D. asked him what sort of things he had ideas about that he felt were being ignored. After a pause - most likely in shock that he was being called on his nonsense- he finally managed to fabricate something which was appropriate to the job that he might remark upon. The huge bull moron said, "you know the fourth telephone call about the weather, I don't like that call." I'm sure that one can see just how informed that opinion was and how useful it was to us in terms of improving the programs we offered our students. D., who continued to be respectful and egalitarian, asked why he didn't like it. After another longish pause to allow his sluggish synapses to fire, he said, "it's boring." D. resisted the obvious response, which was that the calls didn't exist to amuse the instructors, but he did essentially shut Brant down at that point.
The truth was the Brant wasn't interested in anything other than being the top dog. He had no opinions about the actual job. He just wanted to consistently be given his way and to not do anything he didn't want to do. He took to sitting in the cubicle and reading the paper rather than doing his job and he made sure that everyone could see that he was doing what he wanted to do by flapping the pages loudly and unfolding it such that it was nearly a waving flag for all to see. Most people who read in their cubicles tried to body block anything not related to work. Brant filled the space around him with that paper and made as much noise as possible.
Oddly, the president, who usually had a tantrum when teachers did personal things during office hours, took no interest in Brant's flagrant disregard for the rules. When we weren't busy, we were supposed to at least pretend otherwise if we couldn't find actual work to do. Brant would read the paper when there were reports to mark and he did so from a cubicle right in front of the president's office.
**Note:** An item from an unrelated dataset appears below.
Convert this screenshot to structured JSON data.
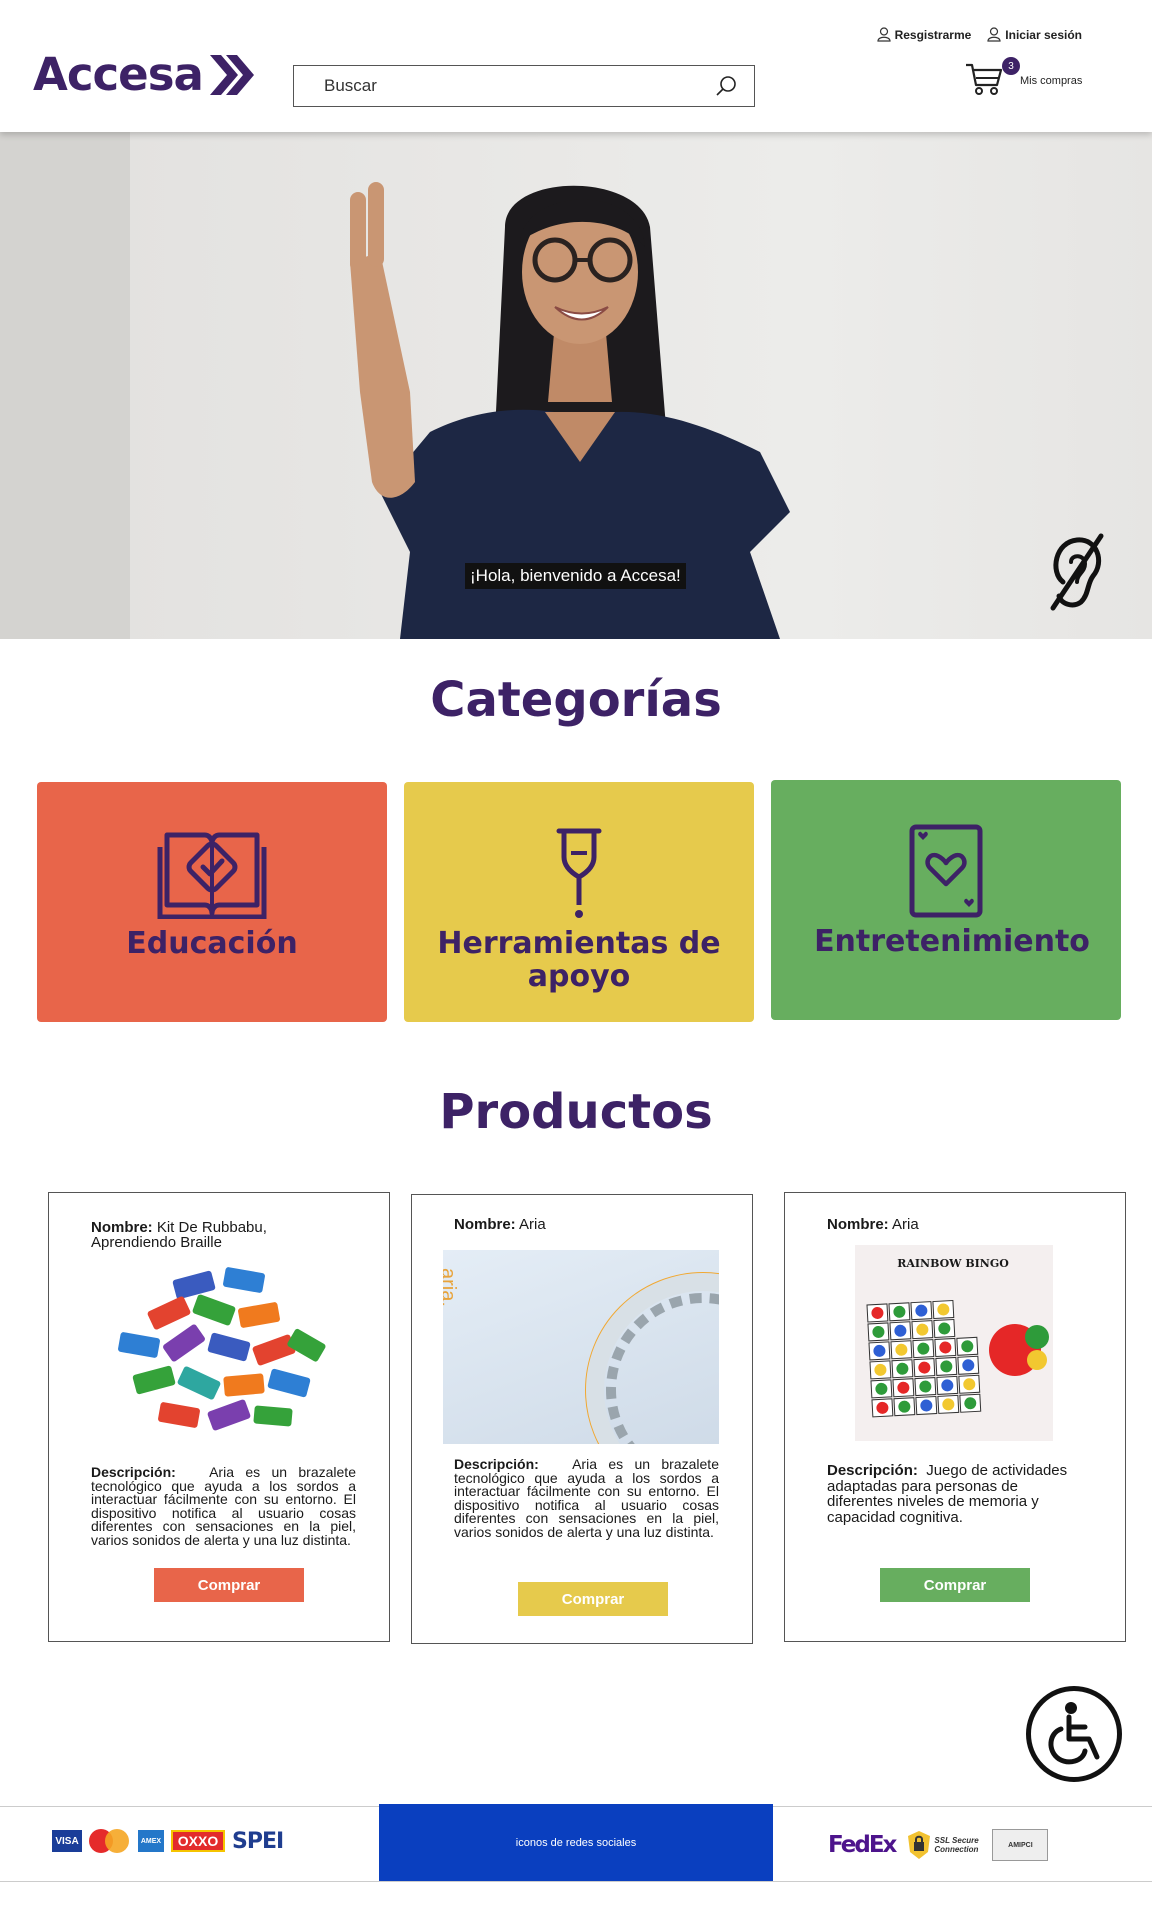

He simply had decided to do whatever the hell he wanted and the president didn't seem to mind in his case. It was my opinion that this was another one of the president's idiosyncratic preferences for an employee based on appearance. Brant was tall, young, and probably what many people would consider attractive - if you like your men to look like a Ken doll. He was not my type, but maybe he was the president's, so he let him carry on with his paper reading without protest.
D. blamed me to some extent for Brant's behavior because he felt my absence allowed him to believe he was entitled to be the big cheese. I think he felt that, had I remained, Brant may have respected me as the senior employee in our shared space, but I think that his need to show he had the largest penis in the office was going to be an issue whether I had been there in agonizing pain destroying my back or not. In the end, he was the biggest dick there, but not in the way he believed he was. (to be continued)
It is people like this who help to create such a negative image of 'gai-jin' in Japan! He certainly figured out to take advantage of your boss as well!ReplyDelete